My habit of buying nice pens ceased the moment I realised what was happening to them. Once I realised that the pen purchaser simply performs the task of adding to the world’s generic pen collection I decided enough was enough. I’m not the sort to be all protective over such inconsequential things, so I was never going to start wearing my precious writing implements on lanyards hidden under my T-Shirt or attach them to my person by way of a mitten retention string, but I am the sort to get annoyed by the whole subject. So it was decided from that point on I would buy only Bic Cristals.
Do you know what? I love them. They’re reliable, they always work and through the clear shaft you can see for how long. They’re cheap, disposable but perform well, they’re compact, they do their job just as well as is required. They’re a rare example of a product that is just as good is it needs to be and no more. While I can and do write and doodle with my Bic Cristal all day every day, if I should lose track of its location I don’t really care; I paid something like 32p for a box of a thousand.
I don’t feel bitter about the thought of someone else using my Bic Cristal. I don’t care if it gets lost, stolen, dropped and stood on, snapped, chewed by some filthy idiot or used by a hateful, punchworthy** colleague to scrape chewing gum out of his shoe tread. I just forget about it, accept that it has become another pen of the public realm, get another one out of the box and continue with my life.
From my earlier paragraphs I might sound like I treat my phone and car, and therefore other property with disdain. I don’t, but I don’t mollycoddle things either. I like and buy nice products where necessary. I generally hate cheap tat, and avoid bargains like the plague. “Buy cheap, buy twice” is a motto I agree with. But sometimes you can’t win – for some products that disposability is a key part of their function.

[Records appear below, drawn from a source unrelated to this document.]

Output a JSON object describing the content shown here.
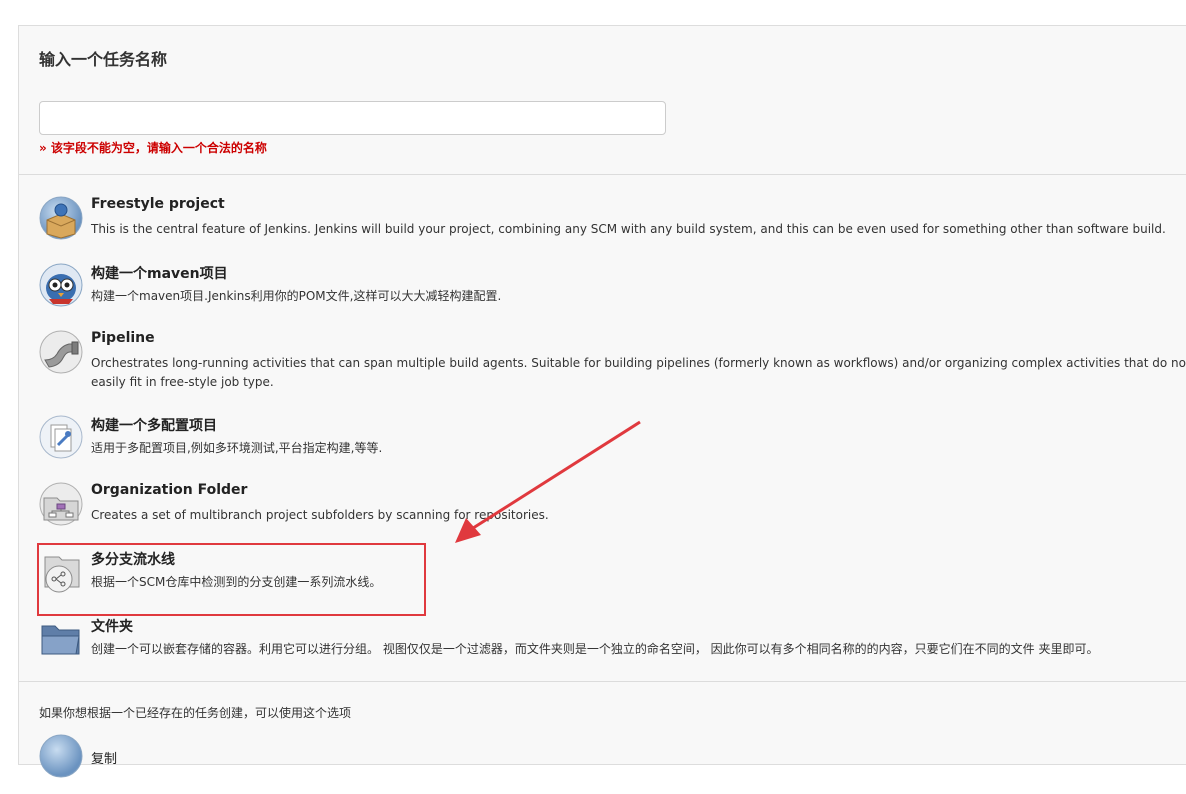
{
  "name_section": {
    "title": "输入一个任务名称",
    "input_value": "",
    "error": "» 该字段不能为空，请输入一个合法的名称"
  },
  "items": [
    {
      "label": "Freestyle project",
      "desc": "This is the central feature of Jenkins. Jenkins will build your project, combining any SCM with any build system, and this can be even used for something other than software build.",
      "icon": "freestyle-box-icon"
    },
    {
      "label": "构建一个maven项目",
      "desc": "构建一个maven项目.Jenkins利用你的POM文件,这样可以大大减轻构建配置.",
      "icon": "maven-owl-icon"
    },
    {
      "label": "Pipeline",
      "desc": "Orchestrates long-running activities that can span multiple build agents. Suitable for building pipelines (formerly known as workflows) and/or organizing complex activities that do not easily fit in free-style job type.",
      "icon": "pipeline-pipe-icon"
    },
    {
      "label": "构建一个多配置项目",
      "desc": "适用于多配置项目,例如多环境测试,平台指定构建,等等.",
      "icon": "multi-config-icon"
    },
    {
      "label": "Organization Folder",
      "desc": "Creates a set of multibranch project subfolders by scanning for repositories.",
      "icon": "organization-folder-icon"
    },
    {
      "label": "多分支流水线",
      "desc": "根据一个SCM仓库中检测到的分支创建一系列流水线。",
      "icon": "multibranch-pipeline-icon"
    },
    {
      "label": "文件夹",
      "desc": "创建一个可以嵌套存储的容器。利用它可以进行分组。 视图仅仅是一个过滤器，而文件夹则是一个独立的命名空间， 因此你可以有多个相同名称的的内容，只要它们在不同的文件 夹里即可。",
      "icon": "folder-icon"
    }
  ],
  "copy_section": {
    "hint": "如果你想根据一个已经存在的任务创建，可以使用这个选项",
    "copy_label": "复制"
  },
  "colors": {
    "error": "#cc0000",
    "highlight": "#e0393e"
  }
}
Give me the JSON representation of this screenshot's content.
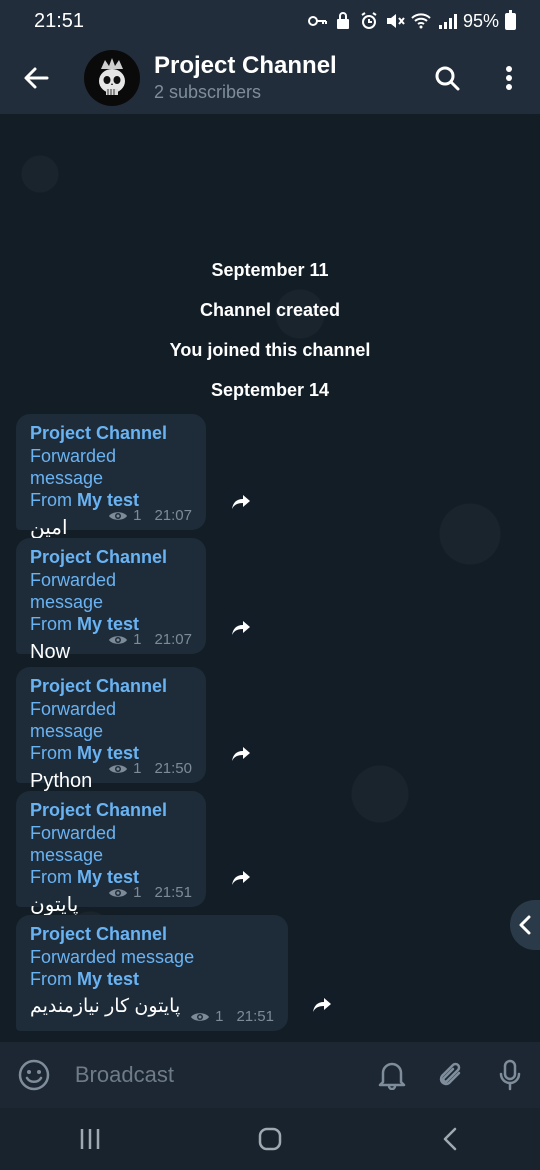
{
  "status_bar": {
    "time": "21:51",
    "battery": "95%",
    "icons": [
      "key-icon",
      "lock-icon",
      "alarm-icon",
      "mute-icon",
      "wifi-icon",
      "signal-icon",
      "battery-icon"
    ]
  },
  "header": {
    "title": "Project Channel",
    "subtitle": "2 subscribers",
    "back_icon": "arrow-left-icon",
    "search_icon": "search-icon",
    "menu_icon": "more-vertical-icon"
  },
  "service_messages": [
    "September 11",
    "Channel created",
    "You joined this channel",
    "September 14"
  ],
  "messages": [
    {
      "sender": "Project Channel",
      "forwarded": "Forwarded message",
      "from_prefix": "From ",
      "from_name": "My test",
      "text": "امين",
      "views": "1",
      "time": "21:07"
    },
    {
      "sender": "Project Channel",
      "forwarded": "Forwarded message",
      "from_prefix": "From ",
      "from_name": "My test",
      "text": "Now",
      "views": "1",
      "time": "21:07"
    },
    {
      "sender": "Project Channel",
      "forwarded": "Forwarded message",
      "from_prefix": "From ",
      "from_name": "My test",
      "text": "Python",
      "views": "1",
      "time": "21:50"
    },
    {
      "sender": "Project Channel",
      "forwarded": "Forwarded message",
      "from_prefix": "From ",
      "from_name": "My test",
      "text": "پایتون",
      "views": "1",
      "time": "21:51"
    },
    {
      "sender": "Project Channel",
      "forwarded": "Forwarded message",
      "from_prefix": "From ",
      "from_name": "My test",
      "text": "پایتون کار نیازمندیم",
      "views": "1",
      "time": "21:51"
    }
  ],
  "input": {
    "placeholder": "Broadcast",
    "value": ""
  },
  "colors": {
    "accent": "#6ab3f3",
    "header_bg": "#212d3b",
    "bubble_bg": "#1e2c3a",
    "chat_bg": "#121d26"
  }
}
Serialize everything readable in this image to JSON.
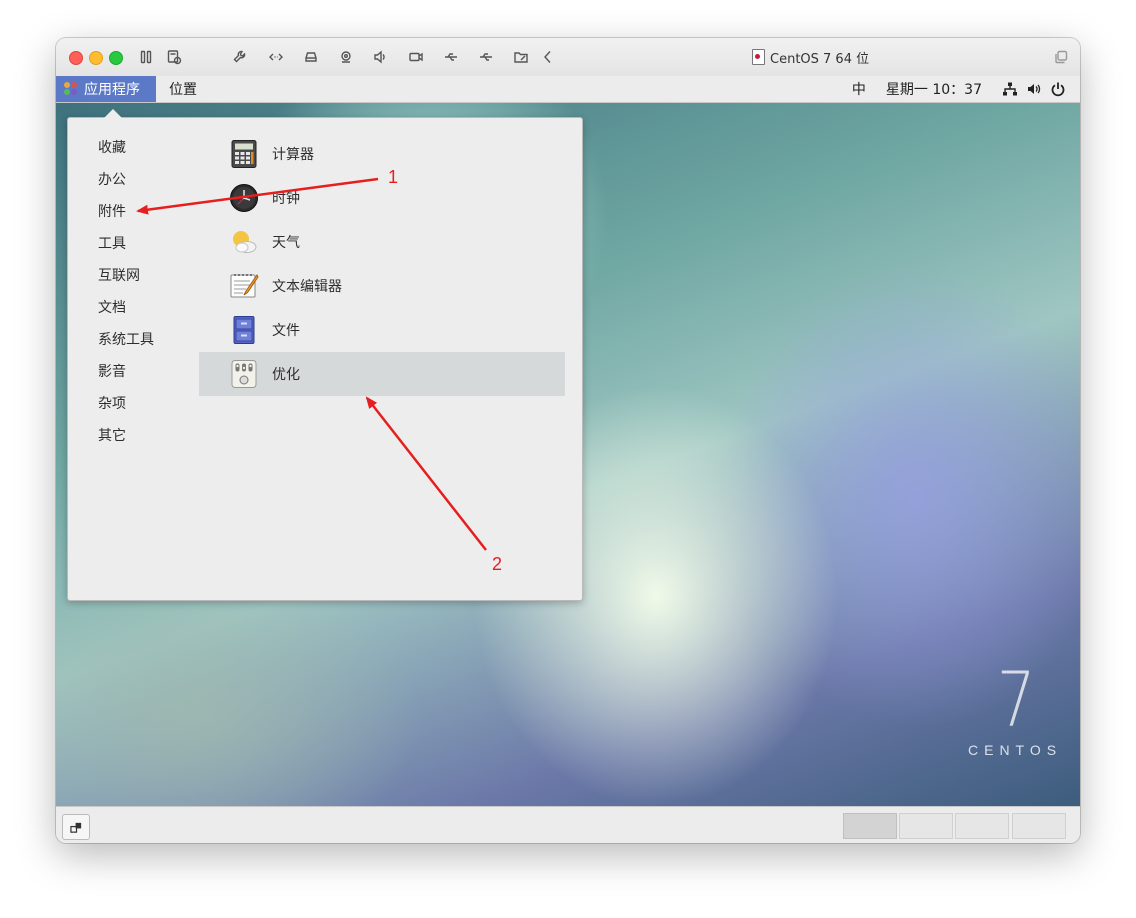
{
  "window": {
    "title": "CentOS 7 64 位",
    "toolbar_icons": [
      "pause-icon",
      "snapshot-icon",
      "settings-wrench-icon",
      "resize-icon",
      "hard-disk-icon",
      "webcam-icon",
      "speaker-icon",
      "camera-icon",
      "usb-icon",
      "usb-icon",
      "shared-folder-icon",
      "back-chevron-icon"
    ]
  },
  "topbar": {
    "apps_label": "应用程序",
    "places_label": "位置",
    "input_method": "中",
    "clock": "星期一 10：37"
  },
  "menu": {
    "categories": [
      "收藏",
      "办公",
      "附件",
      "工具",
      "互联网",
      "文档",
      "系统工具",
      "影音",
      "杂项",
      "其它"
    ],
    "apps": [
      {
        "label": "计算器",
        "icon": "calculator-icon"
      },
      {
        "label": "时钟",
        "icon": "clock-icon"
      },
      {
        "label": "天气",
        "icon": "weather-icon"
      },
      {
        "label": "文本编辑器",
        "icon": "text-editor-icon"
      },
      {
        "label": "文件",
        "icon": "file-cabinet-icon"
      },
      {
        "label": "优化",
        "icon": "tweaks-icon"
      }
    ],
    "selected_app": "优化"
  },
  "desktop": {
    "logo_number": "7",
    "logo_text": "CENTOS"
  },
  "annotations": [
    {
      "label": "1",
      "points_to": "附件"
    },
    {
      "label": "2",
      "points_to": "优化"
    }
  ],
  "colors": {
    "apps_button": "#5b79c7",
    "annotation_red": "#e61e1e",
    "selected_row": "#d6d9d9"
  }
}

That’s when you need the perfect balance of quality and disposability. The Bic Cristal has just that. Where posh pens are a joy to use and a killer to lose, the lowly Bic Cristal has mediocrity in spades and is far superior as a result. It is therefore, in my humble yet often and loudly voiced opinion a true design classic. But even better than that, it is a truly definitive product. Think pen, think Bic Biro. The best and the worst. As likely to be found on the desks of the local comprehensive school as on the table of the Prime Minister. In fact it could even be the very same one, when you wonder how long some could have been in the system and how far they might have travelled.
*I say mate, but I didn’t ever particularly consider him one. He was just another student at college, and in the 8 years since graduation we’ve had zero contact. My only real memory involving him was twice kindly obliging his request to go out into the car park to push start his rusty heap of a hatchback, and each time watching as it fired into life and he proceeded to simply drive away into the dark, leaving me standing their alone in the pissing rain, grubby handed and incredulous at what a sodding ingrate he was. What was I, his starter motor? College mate my ass, I’m glad I stole his pen. I’d do it again, the unappreciative twat.
** Okay, maybe I care a little bit.